I recently came across an interesting post in the local news site about this question of does retirement in our 50’s and 60’s still have a place in the modern world?
It’s an interesting question when you consider retirement, or more commonly a retirement pension, was a concept created by German statesman Otto von Bismarck in the 1880’s (funnily enough, the man who also introduced sickness and accident insurance to the world in 1883 in a bid to stop young German men emigrating to America), retirement was a pension plan introduced to provide an income stream for workers who reached the age of 70. A time when life expectancy for most males was mid 60’s and for most females was late 60’s.
Modern retirement though has been something fought hard for by trade unions globally and until recently stood firm at 65. At a time when life expectancy has pushed out to our mid 80’s.
Should we hold firm at the current thoughts around retirement, or should we change our thinking to live a better life, a sort of pre-tirement so we can eventually slow down but still contribute and live a life of purpose later into our lives when we still are capable and willing to contribute.
The below is from Professor Gary Martin, chief executive at the Australian Institute of Management WA and was printed by PerthNow on August 16th 2020
Retirement, an invention of the 20th century, is disappearing faster than a buttered bullet fired from a rifle.
And it is not simply because the coronavirus has had a huge impact on super balances, forcing people to stay in the workforce longer than they anticipated.
The primitive idea of retirement was based on the notion that in your 60s, or even your late 50s, you replaced the day-to-day grind called work with a life of joy and leisure, funded by superannuation and investments, or savings strung together during your working life.

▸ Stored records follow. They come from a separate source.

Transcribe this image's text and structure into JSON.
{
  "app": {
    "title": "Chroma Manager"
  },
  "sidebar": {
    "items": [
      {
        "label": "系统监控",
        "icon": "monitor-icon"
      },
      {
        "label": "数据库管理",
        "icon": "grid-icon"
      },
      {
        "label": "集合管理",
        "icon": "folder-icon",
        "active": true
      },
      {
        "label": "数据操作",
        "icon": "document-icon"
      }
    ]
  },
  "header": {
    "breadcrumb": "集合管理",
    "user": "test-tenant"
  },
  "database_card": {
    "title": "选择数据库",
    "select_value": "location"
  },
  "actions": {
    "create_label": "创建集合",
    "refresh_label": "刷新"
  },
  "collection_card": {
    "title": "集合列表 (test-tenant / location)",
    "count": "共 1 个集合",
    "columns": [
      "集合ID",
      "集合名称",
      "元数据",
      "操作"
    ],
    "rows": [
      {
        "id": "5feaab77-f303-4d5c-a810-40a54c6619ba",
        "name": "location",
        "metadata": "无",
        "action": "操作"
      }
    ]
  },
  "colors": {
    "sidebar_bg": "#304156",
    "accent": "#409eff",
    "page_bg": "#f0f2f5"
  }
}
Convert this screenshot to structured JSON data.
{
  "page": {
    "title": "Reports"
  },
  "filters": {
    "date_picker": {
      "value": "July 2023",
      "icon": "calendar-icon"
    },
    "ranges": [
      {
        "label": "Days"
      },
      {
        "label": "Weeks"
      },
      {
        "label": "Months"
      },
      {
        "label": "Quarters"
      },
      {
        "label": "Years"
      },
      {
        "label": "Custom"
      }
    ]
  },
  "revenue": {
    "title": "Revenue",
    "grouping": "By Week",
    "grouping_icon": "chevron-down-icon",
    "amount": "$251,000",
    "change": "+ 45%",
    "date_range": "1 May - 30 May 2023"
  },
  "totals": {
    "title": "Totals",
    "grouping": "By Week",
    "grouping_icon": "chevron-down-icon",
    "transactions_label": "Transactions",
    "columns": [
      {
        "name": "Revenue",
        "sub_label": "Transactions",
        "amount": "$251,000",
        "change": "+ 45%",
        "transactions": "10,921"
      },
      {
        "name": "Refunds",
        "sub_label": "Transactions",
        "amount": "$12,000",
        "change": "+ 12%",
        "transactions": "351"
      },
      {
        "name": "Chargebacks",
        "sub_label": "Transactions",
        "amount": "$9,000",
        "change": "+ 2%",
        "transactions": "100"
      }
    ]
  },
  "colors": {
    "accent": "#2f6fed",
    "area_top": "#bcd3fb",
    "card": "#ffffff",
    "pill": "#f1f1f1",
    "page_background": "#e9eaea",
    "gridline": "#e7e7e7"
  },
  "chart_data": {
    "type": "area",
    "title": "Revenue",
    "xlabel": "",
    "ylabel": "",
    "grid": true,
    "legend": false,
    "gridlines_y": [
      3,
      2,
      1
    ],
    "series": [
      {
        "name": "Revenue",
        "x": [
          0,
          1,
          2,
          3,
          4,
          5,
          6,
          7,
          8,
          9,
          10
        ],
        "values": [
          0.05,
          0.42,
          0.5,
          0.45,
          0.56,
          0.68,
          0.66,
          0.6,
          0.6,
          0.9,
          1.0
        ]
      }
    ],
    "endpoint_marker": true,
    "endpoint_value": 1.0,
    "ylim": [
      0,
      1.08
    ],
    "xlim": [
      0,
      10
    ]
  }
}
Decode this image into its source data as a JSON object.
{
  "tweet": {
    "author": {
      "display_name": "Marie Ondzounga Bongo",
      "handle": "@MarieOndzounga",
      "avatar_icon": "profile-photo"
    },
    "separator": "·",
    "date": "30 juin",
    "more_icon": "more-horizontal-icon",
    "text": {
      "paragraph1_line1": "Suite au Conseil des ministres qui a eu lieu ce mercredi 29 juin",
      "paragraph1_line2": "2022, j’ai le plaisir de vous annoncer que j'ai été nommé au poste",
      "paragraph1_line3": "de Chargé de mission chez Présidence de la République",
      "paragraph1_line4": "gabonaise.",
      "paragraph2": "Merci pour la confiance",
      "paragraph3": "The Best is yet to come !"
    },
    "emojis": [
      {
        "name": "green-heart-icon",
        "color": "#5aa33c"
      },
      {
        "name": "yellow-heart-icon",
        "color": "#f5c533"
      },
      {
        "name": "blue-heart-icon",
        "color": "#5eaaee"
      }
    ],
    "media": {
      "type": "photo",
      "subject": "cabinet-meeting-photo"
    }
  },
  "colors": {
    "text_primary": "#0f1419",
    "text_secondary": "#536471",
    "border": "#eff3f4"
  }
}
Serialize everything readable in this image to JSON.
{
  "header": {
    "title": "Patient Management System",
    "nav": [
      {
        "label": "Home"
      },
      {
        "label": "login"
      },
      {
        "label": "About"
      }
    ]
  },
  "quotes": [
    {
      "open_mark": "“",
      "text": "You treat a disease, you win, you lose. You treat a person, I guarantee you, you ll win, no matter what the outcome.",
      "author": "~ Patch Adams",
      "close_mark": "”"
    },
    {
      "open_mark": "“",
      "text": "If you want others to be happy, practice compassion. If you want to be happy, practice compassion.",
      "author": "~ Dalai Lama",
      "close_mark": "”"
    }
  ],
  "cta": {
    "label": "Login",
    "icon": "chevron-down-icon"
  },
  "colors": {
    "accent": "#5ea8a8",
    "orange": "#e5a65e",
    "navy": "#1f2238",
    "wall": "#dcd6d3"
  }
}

If you are in that age bracket, you have probably been flooded with advice on the various retirement choices on offer.
But have you considered the option of not retiring?
We have been completely brainwashed by those with conflicting interests into thinking we should retire when we reach the 60s. For starters, retiring between the age of 55 and 65 is underpinned by an old-school assumption that you are, well, old.
Many of us will now live into our 80s (and beyond), thus rendering the 60s the new 50s, and the 50s the new 40s.
Of course, with age comes limitations to completing physically demanding jobs. But with increasing life expectancy and better health, many are able to make a valuable contribution for longer to workplaces of various types.
And it does not make any sense — if we are able-bodied and our mind is willing — to give up something we thoroughly enjoy and look forward to each day simply for tradition’s sake.
Retirement was once seen as freeing us from a lifetime of drudgery — called work — so we could spend time enjoying ourselves.
But we should learn from millennials and the next generation who, as examples, no longer let work stand in the way of their plans. Many of them embrace more flexible career choices that allow them to experience fulfilment throughout their lives, not just at the end of it. Besides, if so many of us take the plunge and retire, why do an increasing number decide after just a few years to “unretire” and re-enter the workforce?
Many retirees do this because they find that giving up work was not all it was cracked up to be, despite the new-found freedom.
A longer life expectancy comes with increased retirement costs, too. Funding a 20 or 30-year retirement is a different proposition to funding a 10-year one.
Let’s not forget also that having some structure in the day, stimulation and being social all play a key role in keeping us young. Our working life regularly provides all three.
Don’t be easily fooled by those around us who seek to trick us into retirement.
Instead, become a trendsetter and form part of the growing movement of unofficial semi-retirees who balance the golf course, crosswords, trips away and long lunches with bosses, team meetings, presentations and spreadsheets.